Consider: A high income individual faces a 2% probability of incurring tort liability for an accident, thereby facing the risk of 500.000 € extra payment in damages or having to pay 10.000 € tax (risk neutral).

  • Traditional L&E:
    • distributive legal rule (eg governing accidents) vs. wealth max. rule + tax
    • work incentives are distorted the same way

(i) money redistributed by legal rule or

(ii) via tax system

(any distributional issue can be achieved at lower cost through tax system than distributive legal rules)

  • Behavioral L&E: - distributive tort liability is superior

- depending on an uncertain event (party to lawsuit)

optimism bias: underestimate probability of being hold liable

perceived cost lower than expected cost of 10.000 €

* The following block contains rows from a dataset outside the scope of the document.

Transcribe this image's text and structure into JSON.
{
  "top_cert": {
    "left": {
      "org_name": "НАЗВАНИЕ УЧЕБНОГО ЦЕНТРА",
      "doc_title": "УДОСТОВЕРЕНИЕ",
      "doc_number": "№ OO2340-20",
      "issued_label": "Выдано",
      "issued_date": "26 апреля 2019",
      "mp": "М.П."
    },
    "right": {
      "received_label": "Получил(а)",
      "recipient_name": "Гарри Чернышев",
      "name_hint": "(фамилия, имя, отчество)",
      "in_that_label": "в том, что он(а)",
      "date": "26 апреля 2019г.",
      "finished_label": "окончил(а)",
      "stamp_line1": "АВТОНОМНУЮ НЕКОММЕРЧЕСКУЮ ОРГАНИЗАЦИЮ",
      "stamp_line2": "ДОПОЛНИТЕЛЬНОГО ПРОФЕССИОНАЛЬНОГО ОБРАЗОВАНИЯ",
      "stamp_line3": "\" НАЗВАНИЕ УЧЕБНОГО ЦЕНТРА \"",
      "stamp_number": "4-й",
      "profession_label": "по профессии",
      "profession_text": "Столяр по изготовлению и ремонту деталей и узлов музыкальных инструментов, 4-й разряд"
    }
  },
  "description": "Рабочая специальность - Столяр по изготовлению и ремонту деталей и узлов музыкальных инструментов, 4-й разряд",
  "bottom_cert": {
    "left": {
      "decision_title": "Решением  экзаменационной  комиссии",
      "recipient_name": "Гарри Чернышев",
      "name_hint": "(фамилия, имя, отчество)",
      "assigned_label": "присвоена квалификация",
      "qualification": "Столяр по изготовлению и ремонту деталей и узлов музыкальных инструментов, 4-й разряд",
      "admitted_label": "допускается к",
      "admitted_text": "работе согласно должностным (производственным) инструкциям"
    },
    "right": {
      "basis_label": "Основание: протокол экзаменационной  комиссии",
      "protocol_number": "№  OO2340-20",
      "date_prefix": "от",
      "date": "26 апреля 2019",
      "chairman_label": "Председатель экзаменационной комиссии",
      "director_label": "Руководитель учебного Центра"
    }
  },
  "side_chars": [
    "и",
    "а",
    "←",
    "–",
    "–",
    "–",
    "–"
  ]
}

vii illustrative applications of ble1
VII. Illustrative Applicationsof BLE
  • “self-serving bias” and “discovery rule”

Consider: Under US Law rules require parties to disclose all relevant information

  • Traditional L&E: parties are better informed (full information)

convergence of parties expectation

facilitates out of court settlements (more accurate)

  • Behavioral L&E: people interpret information according to their interest

more information – more prone to bias

experiment: likely outcome at trial – third party/plaintiff/defendant

more information might lead to divergence

viii what kahneman means for lawyers
VIII. WhatKahnemanmeansforLawyers

Kahneman’spathbreaking work also provides insights for lawyers:

  • Importance of answering the right question at trial
  • Awareness that people substitute difficult question by answering simpler one
  • Therefore: “prepare” witness, try different questions/set of questions/style

make sure they answer the right question

  • “Priming” – frequently used by trial lawyers
  • Come up with an amount (compensation for damages) first
  • Advantage: judge/jury might anchor, increases threshold
  • Not only numbers also characteristics (eg.: case Amanda Knox)
  • Coherent story more important than logical story
  • Thinking of “Steve”: people substitute plausibility for probability (neglect base rate)
  • Power of “stereotyping”
viii what kahneman means for lawyers1
VIII. WhatKahnemanmeansforlawyers
  • Impact of first impression
  • closely related to stereotyping + anchoring
  • Alan: intelligent; industrious; impulsive; critical, stubborn; envious.

Ben: envious; stubborn; critical; impulsive; industrious; intelligent.

  • Impression of lawyer during opening statement is likely to remain
  • Confirmatory Bias
  • Strong advantage when framing a problem/situation first
  • People have tendency to stick with the positive/negative characteristics and to like or dislike everything about the person/situation = favor of coherence
  • Tend to disregard information that is inconsistent with what we already belief
thank you

Thank you!


Mag. Christina Maria Markowski, LL.M EMLE (Bologna/Hamburg)

Singer Fössl Rechtsanwälte (attorneys at law)

Prinz-Eugen-Straße 30

1040 Wien

email: or